You are currently browsing the daily archive for October 5, 2004.
Sat and listened to the rock-and-roll sales training spectacular that is Mike Southon‘s Sales on a Beermat. Well worth the time and effort to get to Ludgate Circus for 08:45. Great fun and extremely useful – if you have to do sales and you haven’t had this experience then get onto ecademy and do it, as soon as you can.
Luckily, I already had a coffee booked in with my favourite customer, Stuart Dickenson of DfES. The time in Victoria St *$s flew by, catching up on how the rest of the 5-year-strategy launch went and what’s going on now.
On the way back I jumped off the bus in Trafalgar Sq and walked up to the office – snapping for the photoblog as I went.
Thinking about elevator pitches this morning – of which more later.
OK – I sell knowledge management consulting.
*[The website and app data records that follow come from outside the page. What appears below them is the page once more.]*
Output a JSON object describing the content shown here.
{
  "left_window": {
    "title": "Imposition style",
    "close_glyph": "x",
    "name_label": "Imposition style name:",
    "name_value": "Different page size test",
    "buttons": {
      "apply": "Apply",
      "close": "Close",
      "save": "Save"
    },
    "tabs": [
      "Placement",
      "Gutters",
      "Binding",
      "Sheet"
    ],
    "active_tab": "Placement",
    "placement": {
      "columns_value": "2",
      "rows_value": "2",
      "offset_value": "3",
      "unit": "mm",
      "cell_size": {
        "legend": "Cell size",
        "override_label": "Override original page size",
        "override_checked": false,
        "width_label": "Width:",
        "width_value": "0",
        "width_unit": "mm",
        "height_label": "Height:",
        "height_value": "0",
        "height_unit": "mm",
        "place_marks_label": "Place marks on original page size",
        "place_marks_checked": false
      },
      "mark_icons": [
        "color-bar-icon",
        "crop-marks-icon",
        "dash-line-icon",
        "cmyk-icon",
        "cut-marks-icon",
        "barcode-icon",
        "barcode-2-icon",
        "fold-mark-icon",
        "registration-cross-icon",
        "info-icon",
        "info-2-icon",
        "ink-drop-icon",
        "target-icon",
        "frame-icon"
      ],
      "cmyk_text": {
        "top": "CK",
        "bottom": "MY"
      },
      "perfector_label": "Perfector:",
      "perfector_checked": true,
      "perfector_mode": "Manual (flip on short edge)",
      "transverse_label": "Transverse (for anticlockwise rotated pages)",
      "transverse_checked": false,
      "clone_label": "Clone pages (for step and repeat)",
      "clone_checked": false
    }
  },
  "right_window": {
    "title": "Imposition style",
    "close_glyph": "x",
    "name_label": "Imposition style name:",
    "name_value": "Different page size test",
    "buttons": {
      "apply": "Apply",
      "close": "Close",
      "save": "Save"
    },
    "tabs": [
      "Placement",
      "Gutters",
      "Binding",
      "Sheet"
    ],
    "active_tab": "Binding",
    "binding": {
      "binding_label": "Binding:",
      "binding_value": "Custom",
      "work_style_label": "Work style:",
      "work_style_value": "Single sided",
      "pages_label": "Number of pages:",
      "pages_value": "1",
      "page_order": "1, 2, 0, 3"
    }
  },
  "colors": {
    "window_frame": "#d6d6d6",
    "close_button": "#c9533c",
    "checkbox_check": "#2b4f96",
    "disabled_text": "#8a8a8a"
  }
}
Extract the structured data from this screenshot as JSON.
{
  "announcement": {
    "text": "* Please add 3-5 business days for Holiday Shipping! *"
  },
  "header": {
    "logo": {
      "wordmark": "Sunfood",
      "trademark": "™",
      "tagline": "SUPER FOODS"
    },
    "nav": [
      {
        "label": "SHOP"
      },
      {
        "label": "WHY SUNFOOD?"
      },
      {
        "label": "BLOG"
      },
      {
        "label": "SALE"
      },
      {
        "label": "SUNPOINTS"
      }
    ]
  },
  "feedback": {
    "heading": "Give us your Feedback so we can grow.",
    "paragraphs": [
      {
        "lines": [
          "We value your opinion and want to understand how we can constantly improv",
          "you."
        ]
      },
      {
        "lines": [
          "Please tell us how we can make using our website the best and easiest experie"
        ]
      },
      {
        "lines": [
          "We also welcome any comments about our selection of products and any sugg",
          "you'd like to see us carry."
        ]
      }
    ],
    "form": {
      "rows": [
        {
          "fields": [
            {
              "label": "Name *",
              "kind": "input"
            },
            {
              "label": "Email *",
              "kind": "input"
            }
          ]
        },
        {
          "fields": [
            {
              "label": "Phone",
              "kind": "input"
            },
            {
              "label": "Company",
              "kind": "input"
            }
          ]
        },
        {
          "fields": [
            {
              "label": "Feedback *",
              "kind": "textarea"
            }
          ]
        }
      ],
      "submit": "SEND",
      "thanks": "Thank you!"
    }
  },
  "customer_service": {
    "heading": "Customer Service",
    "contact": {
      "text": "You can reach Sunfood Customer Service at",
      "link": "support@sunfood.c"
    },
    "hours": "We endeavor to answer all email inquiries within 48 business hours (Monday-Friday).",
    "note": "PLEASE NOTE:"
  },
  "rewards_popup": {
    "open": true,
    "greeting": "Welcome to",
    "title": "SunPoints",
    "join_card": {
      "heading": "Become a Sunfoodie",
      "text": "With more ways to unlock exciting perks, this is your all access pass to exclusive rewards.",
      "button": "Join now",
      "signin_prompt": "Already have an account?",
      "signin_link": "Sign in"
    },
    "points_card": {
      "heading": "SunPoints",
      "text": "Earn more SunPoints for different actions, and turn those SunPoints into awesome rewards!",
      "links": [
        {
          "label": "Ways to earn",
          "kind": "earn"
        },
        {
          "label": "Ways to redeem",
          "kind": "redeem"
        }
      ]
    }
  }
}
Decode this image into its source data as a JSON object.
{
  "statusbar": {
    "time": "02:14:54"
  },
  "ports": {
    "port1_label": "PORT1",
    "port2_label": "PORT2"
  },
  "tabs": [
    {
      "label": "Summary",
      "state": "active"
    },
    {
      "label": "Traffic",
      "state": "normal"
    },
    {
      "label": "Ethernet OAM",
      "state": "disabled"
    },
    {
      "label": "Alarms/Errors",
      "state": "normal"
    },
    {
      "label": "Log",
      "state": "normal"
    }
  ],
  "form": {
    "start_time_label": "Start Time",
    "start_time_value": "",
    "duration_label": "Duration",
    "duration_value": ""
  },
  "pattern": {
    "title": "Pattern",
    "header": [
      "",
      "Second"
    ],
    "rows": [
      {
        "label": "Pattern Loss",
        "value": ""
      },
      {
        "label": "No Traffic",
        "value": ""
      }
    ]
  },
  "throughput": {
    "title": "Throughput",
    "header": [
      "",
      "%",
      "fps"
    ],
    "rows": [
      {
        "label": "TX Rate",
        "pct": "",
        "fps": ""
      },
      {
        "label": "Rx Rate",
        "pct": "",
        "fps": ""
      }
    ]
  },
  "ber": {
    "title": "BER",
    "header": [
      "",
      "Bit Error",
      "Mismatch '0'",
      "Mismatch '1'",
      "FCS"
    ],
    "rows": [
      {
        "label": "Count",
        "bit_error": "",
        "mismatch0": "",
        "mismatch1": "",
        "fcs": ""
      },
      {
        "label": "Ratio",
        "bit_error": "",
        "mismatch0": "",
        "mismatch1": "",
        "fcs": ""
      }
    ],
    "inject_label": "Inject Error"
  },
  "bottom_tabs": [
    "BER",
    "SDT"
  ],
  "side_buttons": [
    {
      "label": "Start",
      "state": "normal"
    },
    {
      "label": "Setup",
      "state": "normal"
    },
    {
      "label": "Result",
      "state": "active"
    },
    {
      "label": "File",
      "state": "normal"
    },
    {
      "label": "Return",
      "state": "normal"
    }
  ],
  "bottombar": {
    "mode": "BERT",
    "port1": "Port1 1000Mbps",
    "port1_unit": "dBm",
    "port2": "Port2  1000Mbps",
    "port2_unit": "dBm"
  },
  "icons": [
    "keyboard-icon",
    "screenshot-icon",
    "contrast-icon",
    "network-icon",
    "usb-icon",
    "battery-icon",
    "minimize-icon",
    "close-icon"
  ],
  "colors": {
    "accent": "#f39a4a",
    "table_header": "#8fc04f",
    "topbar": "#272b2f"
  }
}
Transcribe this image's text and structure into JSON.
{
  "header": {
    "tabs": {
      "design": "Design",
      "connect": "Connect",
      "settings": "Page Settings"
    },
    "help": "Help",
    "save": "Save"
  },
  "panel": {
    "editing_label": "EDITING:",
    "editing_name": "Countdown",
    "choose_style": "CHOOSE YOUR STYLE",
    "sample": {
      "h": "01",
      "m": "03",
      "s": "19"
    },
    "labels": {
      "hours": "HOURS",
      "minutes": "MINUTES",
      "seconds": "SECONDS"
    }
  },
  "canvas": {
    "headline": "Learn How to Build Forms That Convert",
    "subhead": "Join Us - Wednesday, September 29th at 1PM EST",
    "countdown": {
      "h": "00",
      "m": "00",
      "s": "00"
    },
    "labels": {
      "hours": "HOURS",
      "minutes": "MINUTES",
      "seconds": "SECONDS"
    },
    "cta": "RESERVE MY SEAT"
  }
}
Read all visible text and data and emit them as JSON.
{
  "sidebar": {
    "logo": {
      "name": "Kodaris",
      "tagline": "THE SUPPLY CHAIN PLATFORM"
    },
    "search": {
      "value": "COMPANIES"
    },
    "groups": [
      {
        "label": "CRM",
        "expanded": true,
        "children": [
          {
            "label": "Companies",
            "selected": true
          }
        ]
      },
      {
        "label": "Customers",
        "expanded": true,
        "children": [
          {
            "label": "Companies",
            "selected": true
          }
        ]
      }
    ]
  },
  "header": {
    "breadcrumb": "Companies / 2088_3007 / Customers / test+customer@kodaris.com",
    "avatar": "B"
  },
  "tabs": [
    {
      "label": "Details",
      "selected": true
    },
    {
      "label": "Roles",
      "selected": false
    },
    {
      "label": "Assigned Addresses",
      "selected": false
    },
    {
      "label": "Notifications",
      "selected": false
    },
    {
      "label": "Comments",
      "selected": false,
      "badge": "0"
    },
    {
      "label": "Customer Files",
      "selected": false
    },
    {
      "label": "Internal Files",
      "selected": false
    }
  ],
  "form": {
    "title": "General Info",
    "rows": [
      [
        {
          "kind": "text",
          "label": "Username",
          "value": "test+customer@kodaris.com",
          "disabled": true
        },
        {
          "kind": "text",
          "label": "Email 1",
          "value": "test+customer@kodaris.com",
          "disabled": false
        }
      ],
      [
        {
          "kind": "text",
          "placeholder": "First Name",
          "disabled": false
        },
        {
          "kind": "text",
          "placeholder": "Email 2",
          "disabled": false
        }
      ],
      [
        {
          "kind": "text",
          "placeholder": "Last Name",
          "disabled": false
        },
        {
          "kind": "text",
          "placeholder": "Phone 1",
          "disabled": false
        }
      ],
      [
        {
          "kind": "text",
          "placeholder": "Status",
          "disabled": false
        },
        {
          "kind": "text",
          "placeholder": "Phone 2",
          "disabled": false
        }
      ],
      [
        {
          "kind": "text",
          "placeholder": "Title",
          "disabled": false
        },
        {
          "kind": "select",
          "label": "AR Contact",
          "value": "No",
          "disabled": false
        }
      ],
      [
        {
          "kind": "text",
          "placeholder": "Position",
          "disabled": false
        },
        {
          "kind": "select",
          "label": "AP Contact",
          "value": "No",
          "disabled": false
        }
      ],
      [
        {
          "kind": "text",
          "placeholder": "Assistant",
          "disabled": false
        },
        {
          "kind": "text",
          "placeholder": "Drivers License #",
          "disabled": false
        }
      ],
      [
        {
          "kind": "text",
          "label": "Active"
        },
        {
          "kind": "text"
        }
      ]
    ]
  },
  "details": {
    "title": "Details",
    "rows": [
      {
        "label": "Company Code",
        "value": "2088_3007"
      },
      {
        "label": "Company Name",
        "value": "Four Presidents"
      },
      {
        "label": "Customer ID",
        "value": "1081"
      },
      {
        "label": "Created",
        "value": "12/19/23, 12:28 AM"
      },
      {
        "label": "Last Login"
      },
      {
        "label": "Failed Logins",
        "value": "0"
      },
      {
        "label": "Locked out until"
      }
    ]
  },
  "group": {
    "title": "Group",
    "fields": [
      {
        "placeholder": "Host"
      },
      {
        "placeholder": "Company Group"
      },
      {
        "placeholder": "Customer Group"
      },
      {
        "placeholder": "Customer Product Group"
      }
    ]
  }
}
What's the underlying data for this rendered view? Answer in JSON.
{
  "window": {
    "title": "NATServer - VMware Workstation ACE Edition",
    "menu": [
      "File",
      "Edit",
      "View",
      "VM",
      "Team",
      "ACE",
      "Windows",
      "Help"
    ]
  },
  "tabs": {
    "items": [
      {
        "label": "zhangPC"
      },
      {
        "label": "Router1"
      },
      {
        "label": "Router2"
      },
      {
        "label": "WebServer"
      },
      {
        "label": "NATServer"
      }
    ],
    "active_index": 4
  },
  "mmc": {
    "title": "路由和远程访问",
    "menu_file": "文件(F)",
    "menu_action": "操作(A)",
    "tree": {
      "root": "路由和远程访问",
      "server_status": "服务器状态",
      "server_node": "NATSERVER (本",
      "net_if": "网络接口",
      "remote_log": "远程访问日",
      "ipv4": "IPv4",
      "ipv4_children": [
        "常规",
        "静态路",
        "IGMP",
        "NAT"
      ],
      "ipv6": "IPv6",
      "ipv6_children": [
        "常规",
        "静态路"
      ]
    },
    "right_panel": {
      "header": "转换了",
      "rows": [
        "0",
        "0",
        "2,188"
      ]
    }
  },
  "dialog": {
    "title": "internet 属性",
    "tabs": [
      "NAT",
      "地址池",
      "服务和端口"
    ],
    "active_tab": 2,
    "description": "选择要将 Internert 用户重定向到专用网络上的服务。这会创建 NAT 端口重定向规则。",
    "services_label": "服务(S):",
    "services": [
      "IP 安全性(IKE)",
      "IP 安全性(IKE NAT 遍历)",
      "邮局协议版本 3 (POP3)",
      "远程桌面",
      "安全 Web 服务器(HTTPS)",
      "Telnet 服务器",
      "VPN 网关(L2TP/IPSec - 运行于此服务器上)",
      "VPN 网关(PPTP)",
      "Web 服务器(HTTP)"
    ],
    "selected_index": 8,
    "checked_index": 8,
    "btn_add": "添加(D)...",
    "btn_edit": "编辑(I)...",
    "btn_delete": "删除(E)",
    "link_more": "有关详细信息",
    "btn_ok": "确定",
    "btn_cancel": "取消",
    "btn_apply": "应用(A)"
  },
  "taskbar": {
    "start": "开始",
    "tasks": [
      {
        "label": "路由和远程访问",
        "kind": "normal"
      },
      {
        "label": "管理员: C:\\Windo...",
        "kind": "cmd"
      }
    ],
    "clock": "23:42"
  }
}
That means I do workshops, awaydays, mentoring, interim management, public speaking and some poor clients occasionally commission me to write them a report.
But what differentiates me from other KM consultants who do those things? Well I am a bit different, personally – I don’t know how to describe it but you get a flavour of that from reading what I write here. And I think a bit differently (I swing wildly along the techno-fetishist fluffy bunny spectrum).
I also mainly help public sector clients – and the things they need are sometimes very different from commercial folk (though often frighteningly similar).
The creed is getting refined and this is how I wrote it today as the elevator doors squeak to a close behind me:
I believe that much of the pain we feel as managers in modern organisations comes from trying to apply management thinking and methods that are 100 years out of date and which were developed to solve a very different set of problems.
My understanding is that nobody has worked out a one-size-fits-all set of techniques for managing people in knowledge-based organisations and that it’s possible (probable?) that no such o-s-f-a set exists.
What I do is help people work out what are the right techniques for them and their colleagues to use today and to see how they can really use them for organisational benefit – however they may perceive that.
My experience has been that this usually requires them to find ways of being comfortable with their own creativity, and to nurture the creativity of others around them, while at the same time coming to feel at home with technology that is evolving very very quickly.